━━━━━ Given records ━━━━━

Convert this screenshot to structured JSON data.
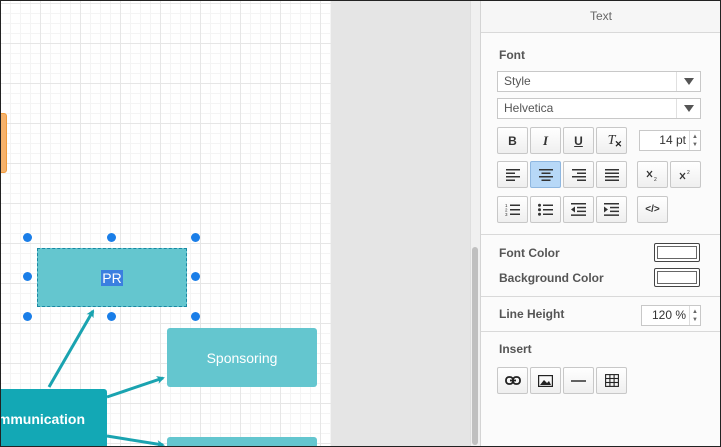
{
  "canvas": {
    "nodes": {
      "pr": "PR",
      "sponsoring": "Sponsoring",
      "communication": "Communication",
      "bottom": ""
    },
    "colors": {
      "node_fill": "#64c6cf",
      "node_dark": "#13a8b5",
      "selection": "#1a7ee8",
      "orange": "#f6b26b"
    }
  },
  "panel": {
    "title": "Text",
    "font_section": "Font",
    "style_select": "Style",
    "font_family_select": "Helvetica",
    "font_size": "14 pt",
    "buttons": {
      "bold": "B",
      "italic": "I",
      "underline": "U",
      "clear_format": "T",
      "align_left": "align-left-icon",
      "align_center": "align-center-icon",
      "align_right": "align-right-icon",
      "justify": "justify-icon",
      "subscript": "subscript-icon",
      "superscript": "superscript-icon",
      "numbered_list": "numbered-list-icon",
      "bullet_list": "bullet-list-icon",
      "outdent": "outdent-icon",
      "indent": "indent-icon",
      "html": "</>"
    },
    "font_color_label": "Font Color",
    "background_color_label": "Background Color",
    "line_height_label": "Line Height",
    "line_height_value": "120 %",
    "insert_section": "Insert",
    "insert_icons": [
      "link-icon",
      "image-icon",
      "horizontal-rule-icon",
      "table-icon"
    ]
  }
}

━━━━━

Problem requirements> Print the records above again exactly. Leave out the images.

Completed task>
Convert this screenshot to structured JSON data.
{
  "canvas": {
    "nodes": {
      "pr": "PR",
      "sponsoring": "Sponsoring",
      "communication": "Communication",
      "bottom": ""
    },
    "colors": {
      "node_fill": "#64c6cf",
      "node_dark": "#13a8b5",
      "selection": "#1a7ee8",
      "orange": "#f6b26b"
    }
  },
  "panel": {
    "title": "Text",
    "font_section": "Font",
    "style_select": "Style",
    "font_family_select": "Helvetica",
    "font_size": "14 pt",
    "buttons": {
      "bold": "B",
      "italic": "I",
      "underline": "U",
      "clear_format": "T",
      "align_left": "align-left-icon",
      "align_center": "align-center-icon",
      "align_right": "align-right-icon",
      "justify": "justify-icon",
      "subscript": "subscript-icon",
      "superscript": "superscript-icon",
      "numbered_list": "numbered-list-icon",
      "bullet_list": "bullet-list-icon",
      "outdent": "outdent-icon",
      "indent": "indent-icon",
      "html": "</>"
    },
    "font_color_label": "Font Color",
    "background_color_label": "Background Color",
    "line_height_label": "Line Height",
    "line_height_value": "120 %",
    "insert_section": "Insert",
    "insert_icons": [
      "link-icon",
      "image-icon",
      "horizontal-rule-icon",
      "table-icon"
    ]
  }
}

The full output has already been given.